Expressive, dynamic and vibrant, drawing upon the deeply felt but unnameable experience of being alive, Carly uses paint to create a myriad of emotions which echo the human experience.
History and Background
Carly’s earliest memories are of picking up a pencil and drawing pictures of people. Carly was fascinated by human interaction and as a child these imaginative sketches were her way of processing the world around her. They helped her understand the world and her place in it, and creating the illusionary quality of movement allows her to experience a feeling of release.
After completing an Art and Design degree focusing on film and photography, Carly went onto enjoy a flourishing career in television, working for organisations such as the BBC and Channel 4. But eventually Carly’s instinct to draw and paint deposed her previous career path, and she began to hone her skill. She soon became fascinated by what paint is capable of and its ability to seduce the viewer through illusion.
Ideas and Inspirations
From a very young age, Carly was fascinated by human interaction and the nature of being human which has influenced her work in many ways as she started training in psychotherapy at the Tavistock and volunteered at Mind in London. As she followed her desire to understand the human experience, exploring how we come to understand ourselves, the world around us, and the idea of personal transformation, it fed into and supported the development of her art.
“What unifies us is an inner beauty which we all share and that’s really at the heart of my work.”
One of her greatest artistic influences is Jackson Pollock who pioneered the unique technique of drip painting, and a similarly abstract style can be seen in Carly’s work, integrated with figurative painting.
From Palette to Picture
All of Carly’s work starts with researching images, which she may take from books or online sources or even her own photographs. Beginning with around fifty images, she’ll narrow them down and begin to draw in a sketchbook, creating a series of sketches that evolve over time.
When she is ready to take it to the canvas she paints instinctively, starting with a charcoal outline that is washed over with water. Then, carefully selecting her colours, she will drip acrylic paint down the canvas. She says: “I often find myself in a dialogue with the painting, listening to what’s being asked of me. I know in the first 10 to 20 minutes if I’m creating something with magic in it.”

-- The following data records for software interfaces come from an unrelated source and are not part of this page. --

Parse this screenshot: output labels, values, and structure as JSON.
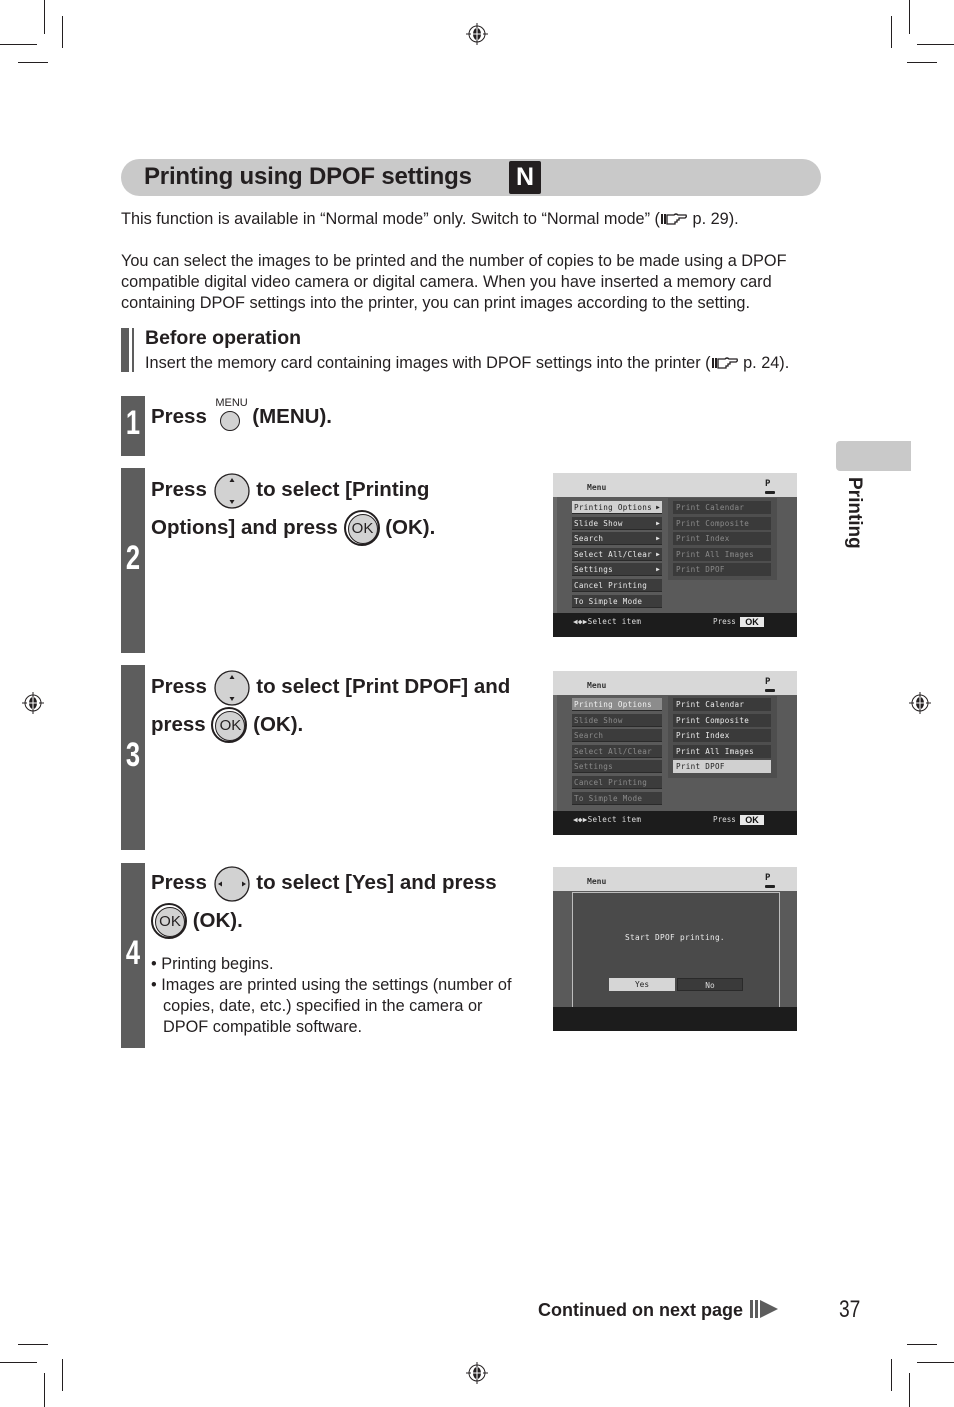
{
  "section": {
    "title": "Printing using DPOF settings",
    "mode_badge": "N"
  },
  "intro": {
    "availability_pre": "This function is available in “Normal mode” only. Switch to “Normal mode” (",
    "availability_ref": " p. 29).",
    "description": "You can select the images to be printed and the number of copies to be made using a DPOF compatible digital video camera or digital camera. When you have inserted a memory card containing DPOF settings into the printer, you can print images according to the setting."
  },
  "before_operation": {
    "heading": "Before operation",
    "text_pre": "Insert the memory card containing images with DPOF settings into the printer (",
    "text_ref": " p. 24)."
  },
  "steps": [
    {
      "number": "1",
      "press": "Press",
      "button_caption": "MENU",
      "suffix": "(MENU)."
    },
    {
      "number": "2",
      "press": "Press",
      "line1_rest": "to select [Printing",
      "line2_pre": "Options] and press",
      "suffix": "(OK).",
      "ok_label": "OK"
    },
    {
      "number": "3",
      "press": "Press",
      "line1_rest": "to select [Print DPOF] and",
      "line2_pre": "press",
      "suffix": "(OK).",
      "ok_label": "OK"
    },
    {
      "number": "4",
      "press": "Press",
      "line1_rest": "to select [Yes] and press",
      "suffix": "(OK).",
      "ok_label": "OK",
      "bullets": [
        "Printing begins.",
        "Images are printed using the settings (number of copies, date, etc.) specified in the camera or DPOF compatible software."
      ]
    }
  ],
  "screens": {
    "menu_title": "Menu",
    "printer_icon_letter": "P",
    "main_menu": [
      "Printing Options",
      "Slide Show",
      "Search",
      "Select All/Clear",
      "Settings",
      "Cancel Printing",
      "To Simple Mode"
    ],
    "sub_menu": [
      "Print Calendar",
      "Print Composite",
      "Print Index",
      "Print All Images",
      "Print DPOF"
    ],
    "hint": "Select item",
    "press": "Press",
    "ok": "OK",
    "screen1_selected": "Printing Options",
    "screen2_selected": "Print DPOF",
    "dialog": {
      "message": "Start DPOF printing.",
      "yes": "Yes",
      "no": "No",
      "selected": "Yes"
    }
  },
  "side_tab": {
    "label": "Printing"
  },
  "footer": {
    "continued": "Continued on next page",
    "page_number": "37"
  }
}
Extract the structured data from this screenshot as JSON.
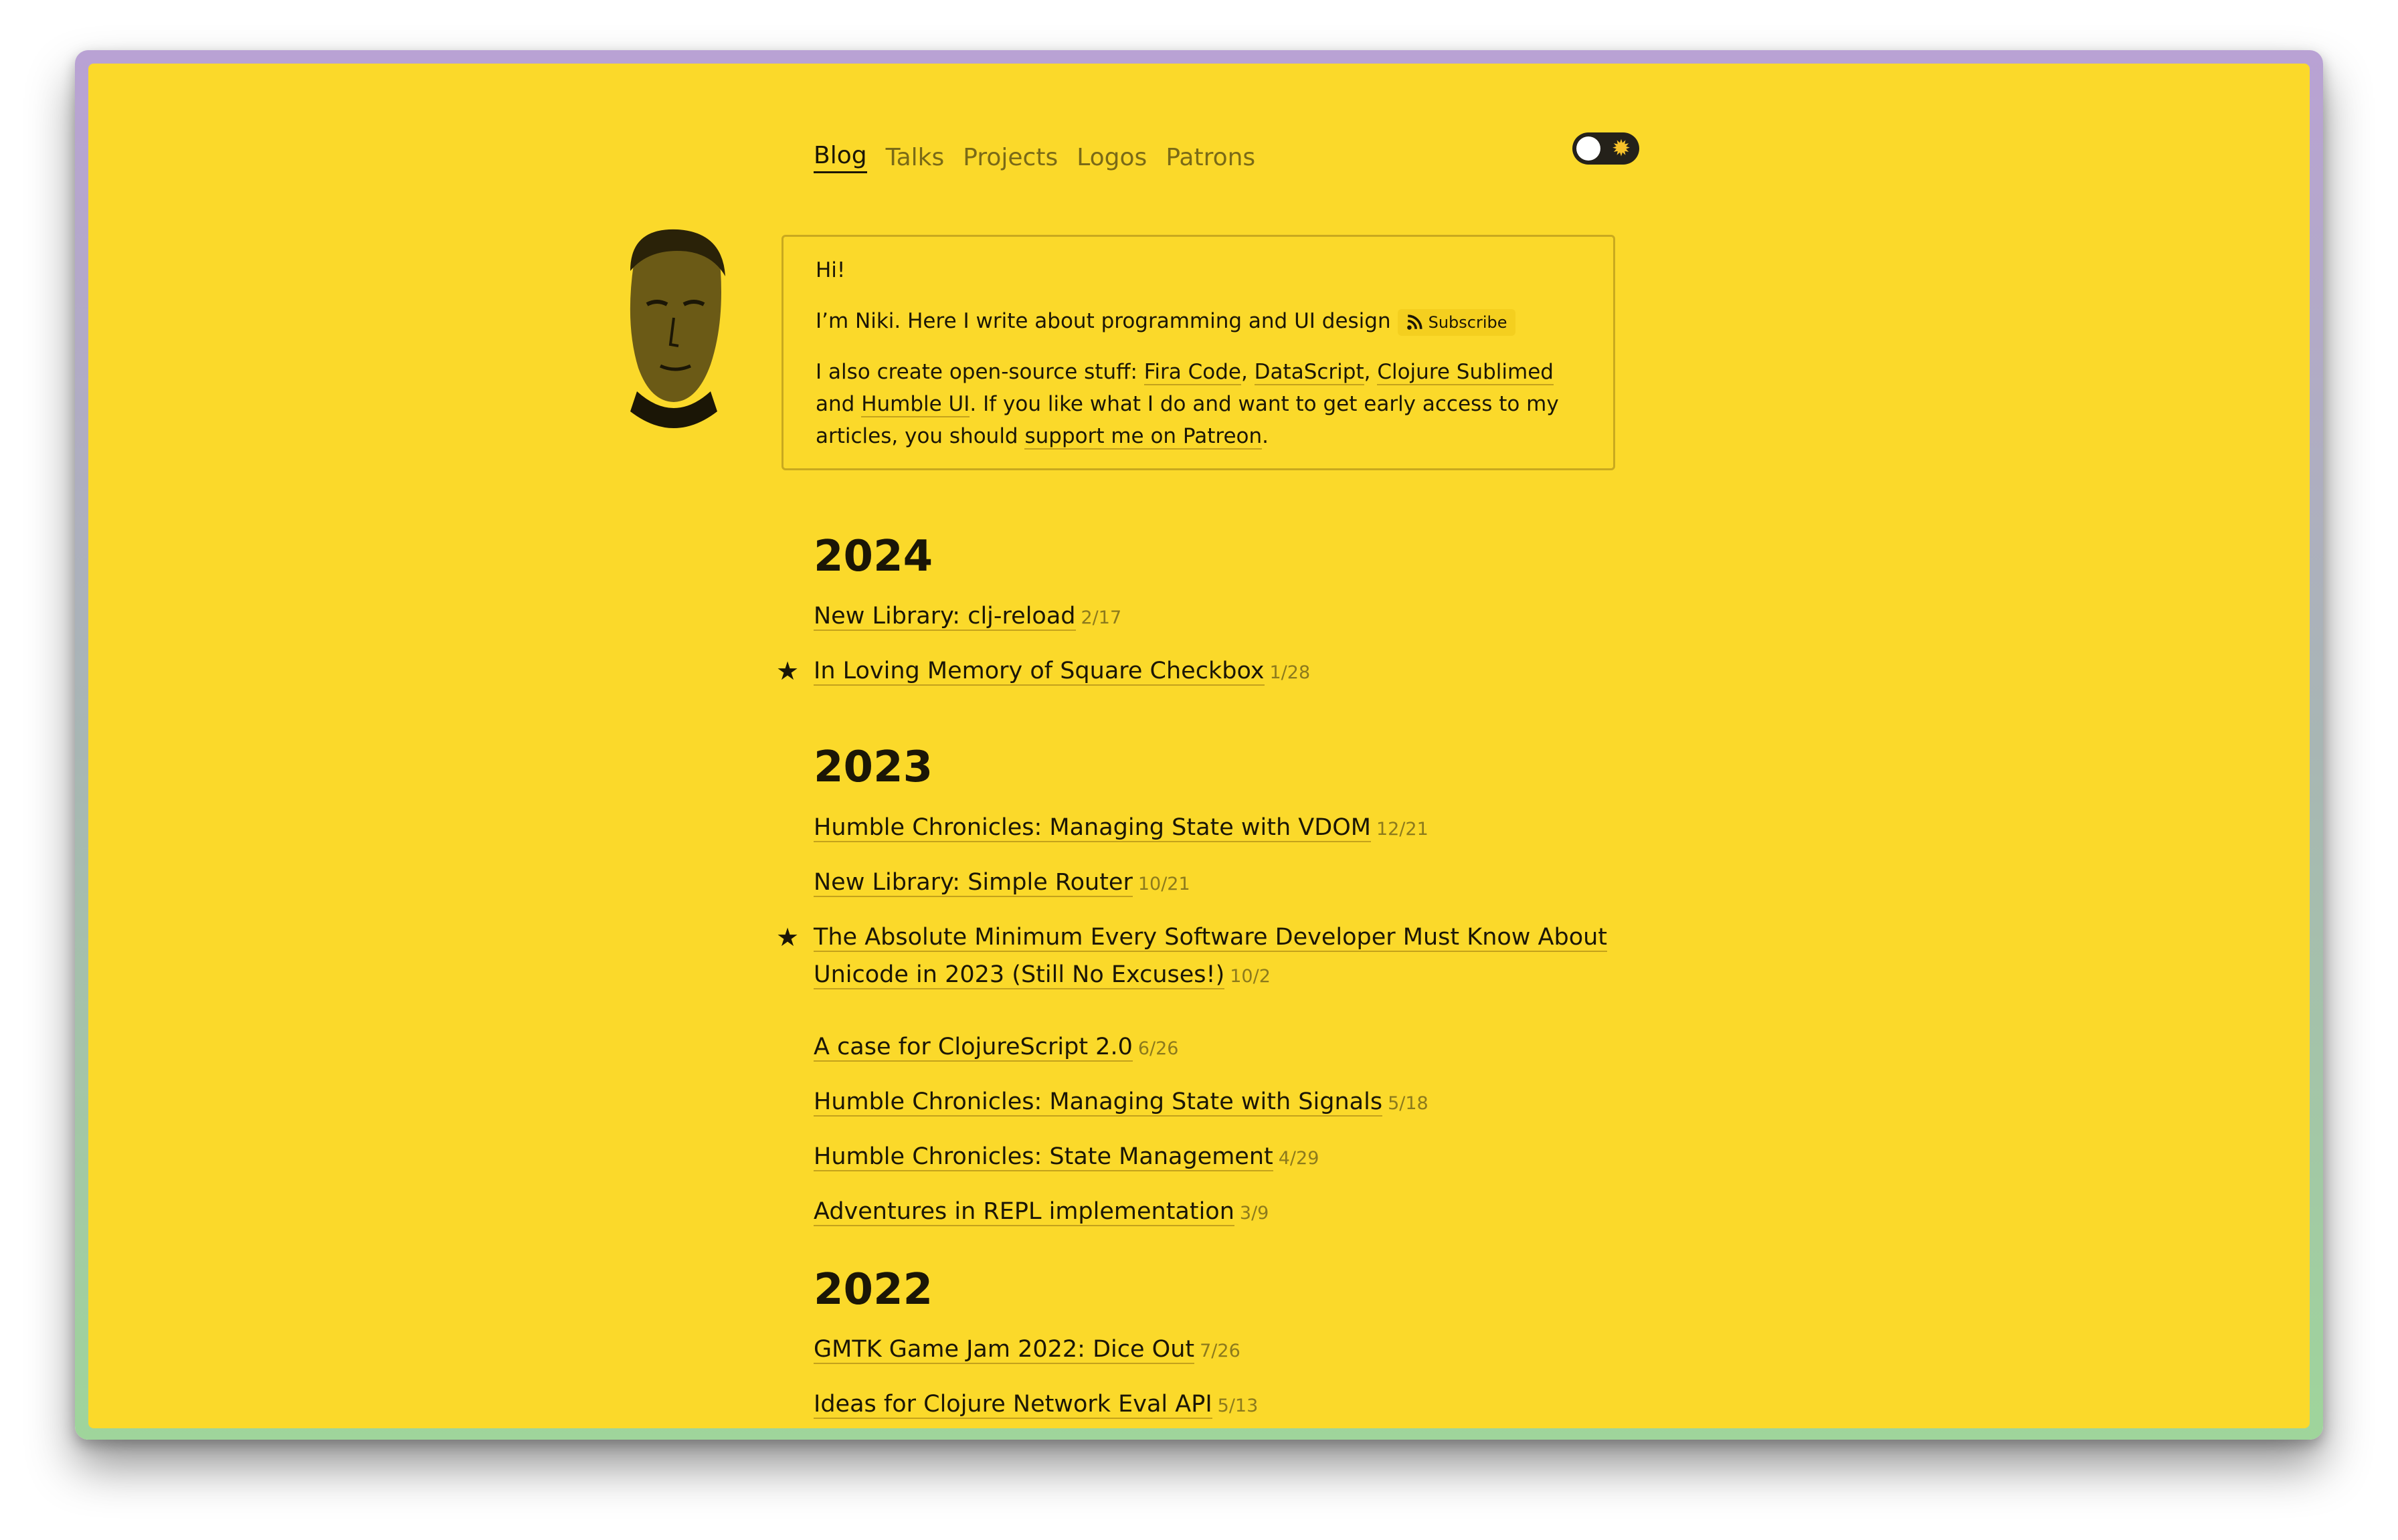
{
  "nav": {
    "items": [
      "Blog",
      "Talks",
      "Projects",
      "Logos",
      "Patrons"
    ],
    "active": "Blog"
  },
  "theme_toggle": {
    "state": "light",
    "icon": "sun-icon"
  },
  "intro": {
    "greeting": "Hi!",
    "line1": "I’m Niki. Here I write about programming and UI design",
    "subscribe_label": "Subscribe",
    "line2_prefix": "I also create open-source stuff: ",
    "link_fira": "Fira Code",
    "sep1": ", ",
    "link_datascript": "DataScript",
    "sep2": ", ",
    "link_clojure_sublimed": "Clojure Sublimed",
    "sep3": " and ",
    "link_humble_ui": "Humble UI",
    "line2_middle": ". If you like what I do and want to get early access to my articles, you should ",
    "link_patreon": "support me on Patreon",
    "line2_end": "."
  },
  "years": [
    {
      "year": "2024",
      "posts": [
        {
          "title": "New Library: clj-reload",
          "date": "2/17",
          "starred": false
        },
        {
          "title": "In Loving Memory of Square Checkbox",
          "date": "1/28",
          "starred": true
        }
      ]
    },
    {
      "year": "2023",
      "posts": [
        {
          "title": "Humble Chronicles: Managing State with VDOM",
          "date": "12/21",
          "starred": false
        },
        {
          "title": "New Library: Simple Router",
          "date": "10/21",
          "starred": false
        },
        {
          "title": "The Absolute Minimum Every Software Developer Must Know About",
          "title_cont": "Unicode in 2023 (Still No Excuses!)",
          "date": "10/2",
          "starred": true
        },
        {
          "title": "A case for ClojureScript 2.0",
          "date": "6/26",
          "starred": false
        },
        {
          "title": "Humble Chronicles: Managing State with Signals",
          "date": "5/18",
          "starred": false
        },
        {
          "title": "Humble Chronicles: State Management",
          "date": "4/29",
          "starred": false
        },
        {
          "title": "Adventures in REPL implementation",
          "date": "3/9",
          "starred": false
        }
      ]
    },
    {
      "year": "2022",
      "posts": [
        {
          "title": "GMTK Game Jam 2022: Dice Out",
          "date": "7/26",
          "starred": false
        },
        {
          "title": "Ideas for Clojure Network Eval API",
          "date": "5/13",
          "starred": false
        }
      ]
    }
  ],
  "colors": {
    "background": "#fbd92a",
    "text": "#1b1606",
    "muted": "#7a6a17",
    "star": "#1b1606"
  }
}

Detailed shading is created to help the figure pop out the canvas followed by dripping paint and flicking paint at the canvas. Carly will move between the vibrant and energetic adding of paint and detailed work with an intricately small brush to achieve the desired effect.
Near the completion of a painting she paints the white background, lays the painting flat on the floor and start dripping paint onto the figure to break it up further. Once dry, the painting will be stood upright and Carly may still flick more paint across the canvas to add any final shading. She says: “It is quite a process, and there is a lot of chaos within structure.”